Miller Publishes Op-Ed Discussing the State of Global Order

Manjari Chatterjee Miller, Associate Professor of International Relations at the Frederick S. Pardee School of Global Studies at Boston University, published an op-ed in Hindustan Times exploring the evolving international order. This article is the second of Miller’s monthly column in Hindustan Times. 

In the article, Miller discusses the underlying facts of international order, the state of the post-WWII U.S.-led order, and how countries are selectively complying with it. In discussing the concept of international order – the organizing rules and institutions of world politics…through which [countries] do business – Miller points out that major global powers have undermined this order in recent history, siting President Donald Trump’s “America First” assertions as well as China’s selective compliance with international norms to serve its own interests. She concluded by arguing that, despite international superpowers seemingly established the current global order, it’s still based on the sharing of norms and rules leaving room for multiple influential actors.

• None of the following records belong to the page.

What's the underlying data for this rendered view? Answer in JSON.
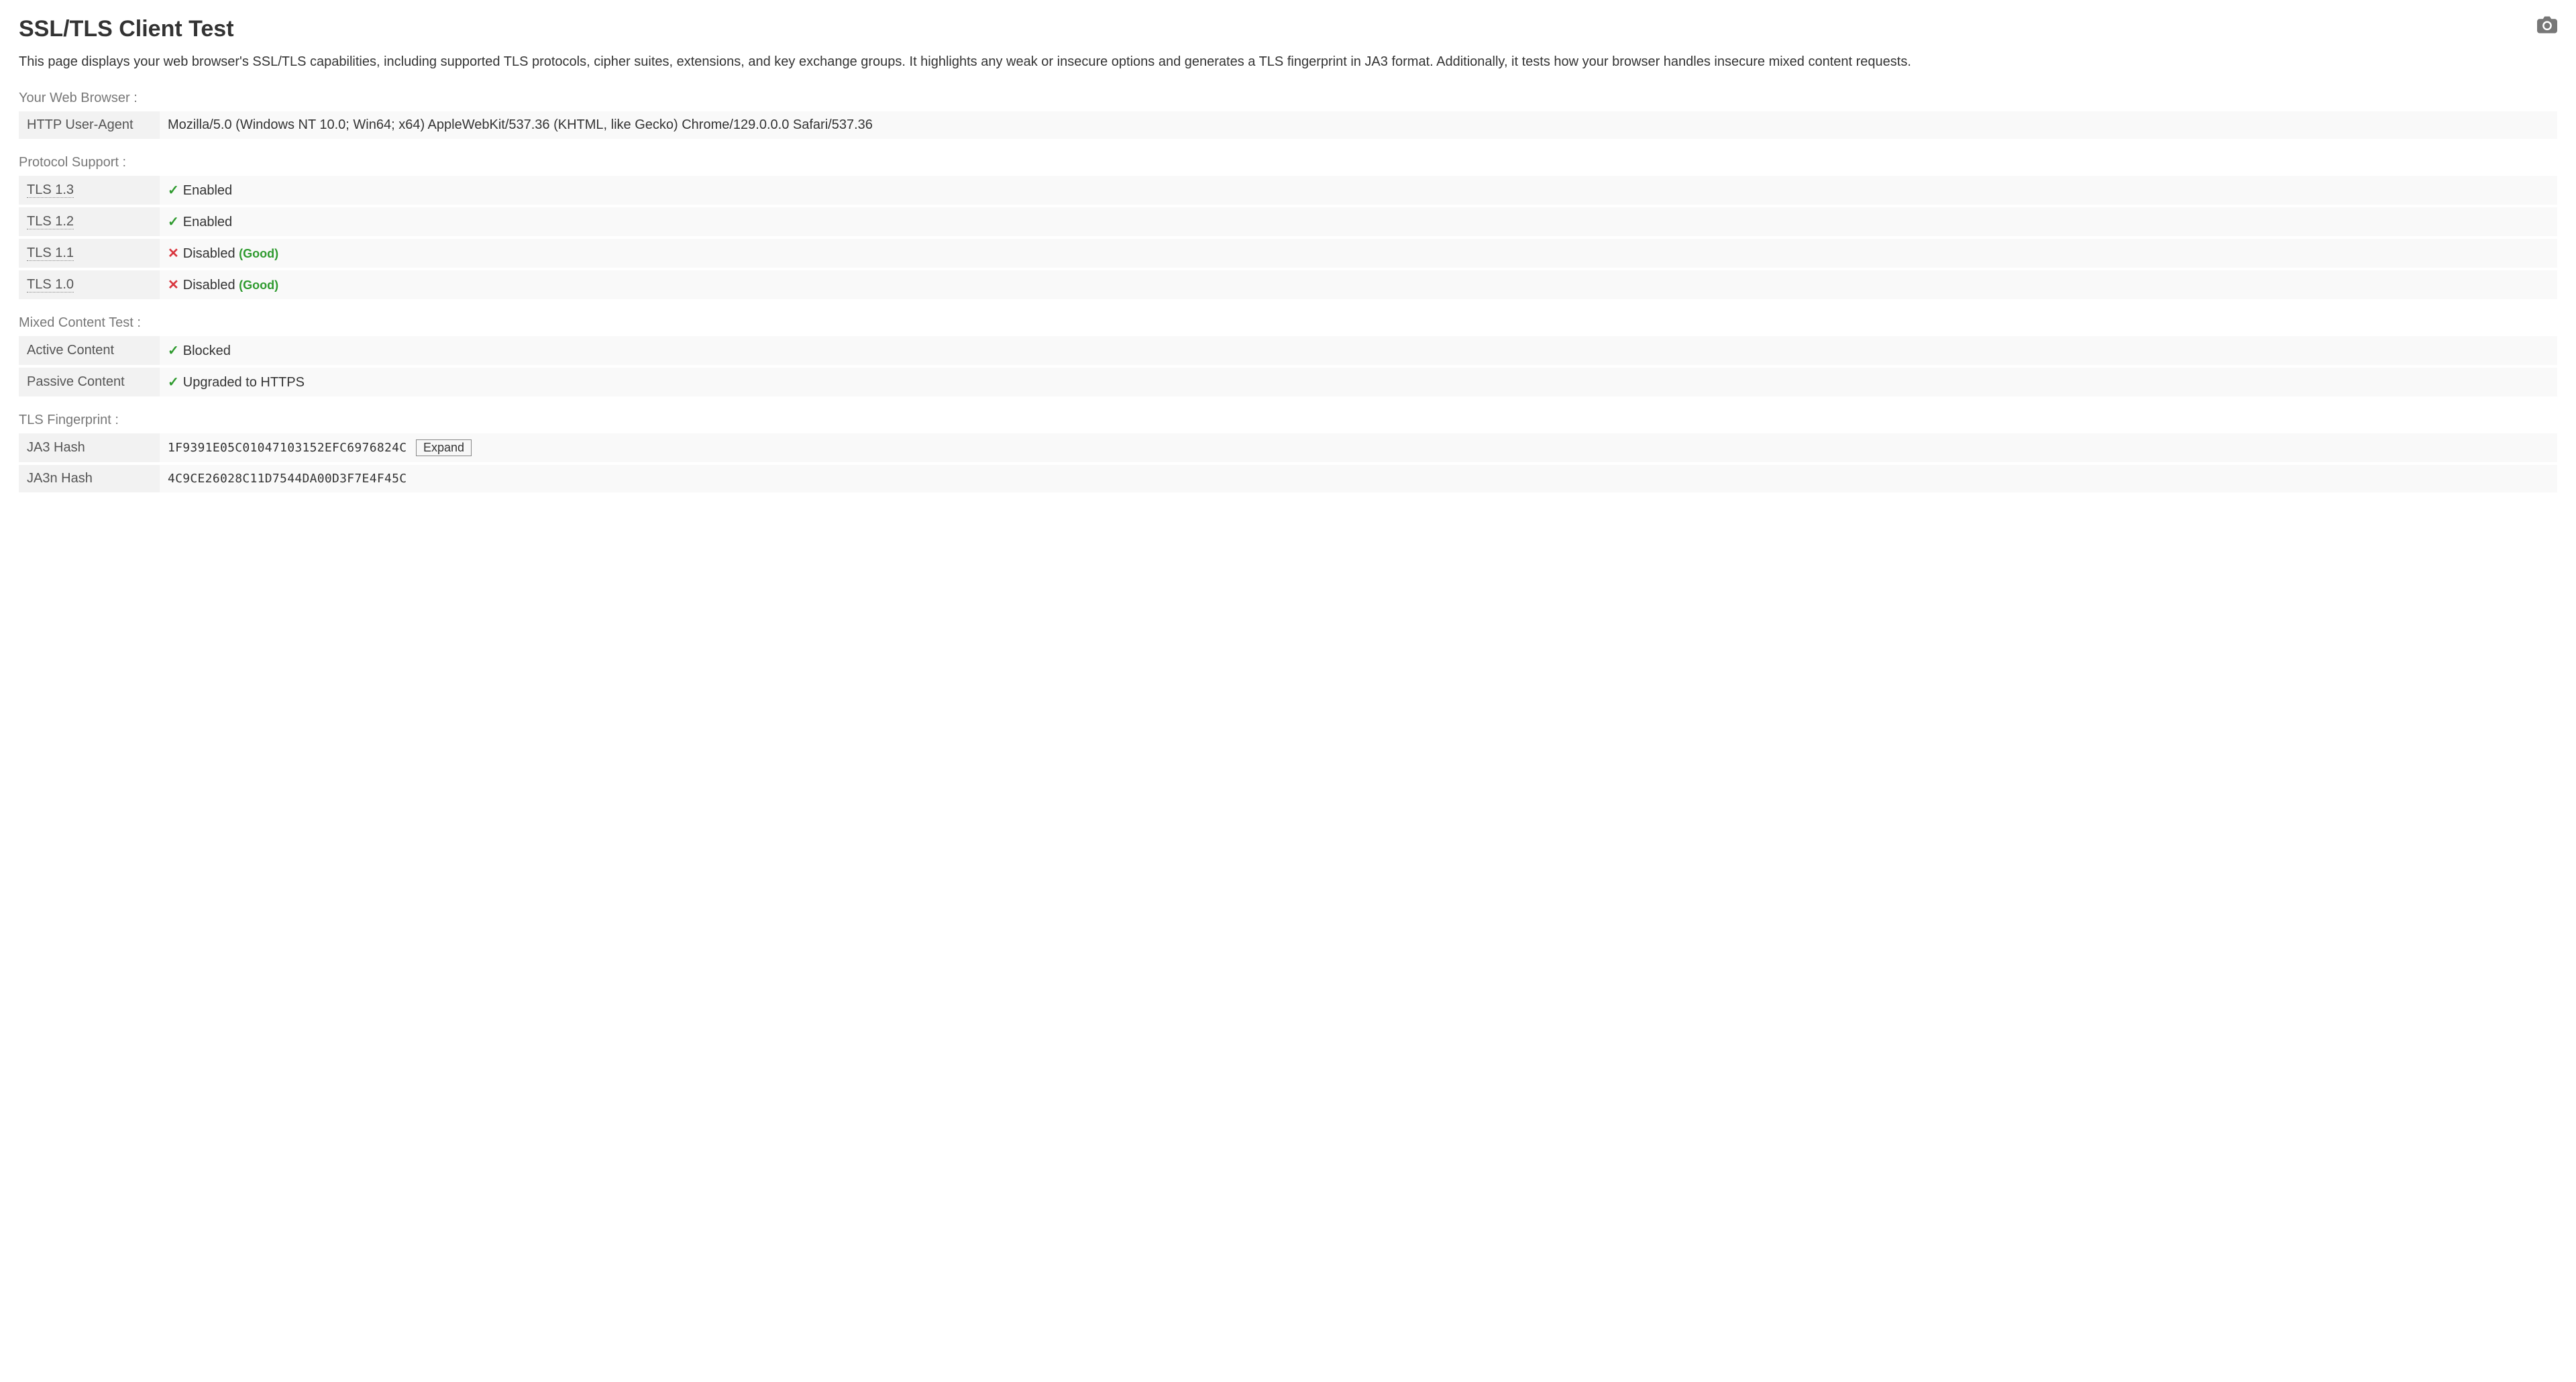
{
  "header": {
    "title": "SSL/TLS Client Test",
    "intro": "This page displays your web browser's SSL/TLS capabilities, including supported TLS protocols, cipher suites, extensions, and key exchange groups. It highlights any weak or insecure options and generates a TLS fingerprint in JA3 format. Additionally, it tests how your browser handles insecure mixed content requests."
  },
  "sections": {
    "browser": {
      "title": "Your Web Browser :",
      "rows": [
        {
          "label": "HTTP User-Agent",
          "value": "Mozilla/5.0 (Windows NT 10.0; Win64; x64) AppleWebKit/537.36 (KHTML, like Gecko) Chrome/129.0.0.0 Safari/537.36"
        }
      ]
    },
    "protocol": {
      "title": "Protocol Support :",
      "rows": [
        {
          "label": "TLS 1.3",
          "status": "Enabled",
          "icon": "check",
          "note": ""
        },
        {
          "label": "TLS 1.2",
          "status": "Enabled",
          "icon": "check",
          "note": ""
        },
        {
          "label": "TLS 1.1",
          "status": "Disabled",
          "icon": "cross",
          "note": "(Good)"
        },
        {
          "label": "TLS 1.0",
          "status": "Disabled",
          "icon": "cross",
          "note": "(Good)"
        }
      ]
    },
    "mixed": {
      "title": "Mixed Content Test :",
      "rows": [
        {
          "label": "Active Content",
          "status": "Blocked",
          "icon": "check"
        },
        {
          "label": "Passive Content",
          "status": "Upgraded to HTTPS",
          "icon": "check"
        }
      ]
    },
    "fingerprint": {
      "title": "TLS Fingerprint :",
      "rows": [
        {
          "label": "JA3 Hash",
          "value": "1F9391E05C01047103152EFC6976824C",
          "expand": "Expand"
        },
        {
          "label": "JA3n Hash",
          "value": "4C9CE26028C11D7544DA00D3F7E4F45C"
        }
      ]
    }
  },
  "icons": {
    "check": "✓",
    "cross": "✕"
  }
}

An excerpt:

Countries that we expect to buy into the current order may revise aspects of it while countries we expect not to buy into the order may accommodate important parts of it, especially when it speaks to their interests. Nor can we assume that the builder of international order, in this case the US, will also be the upholder of it in every issue area.

The full op-ed can be read here.

Manjari Chatterjee Miller is Associate Professor of International Relations at the Frederick S. Pardee School of Global Studies at Boston University. She works on foreign policy and security issues with a focus on South and East Asia. Her most recent book, Routledge Handbook of China–India Relations (Routledge & CRC Press, 2020), is the comprehensive guide to the Chinese-Indian relationship covering expansive ideas ranging from the historical relationship to current disputes to AI. Learn more about her here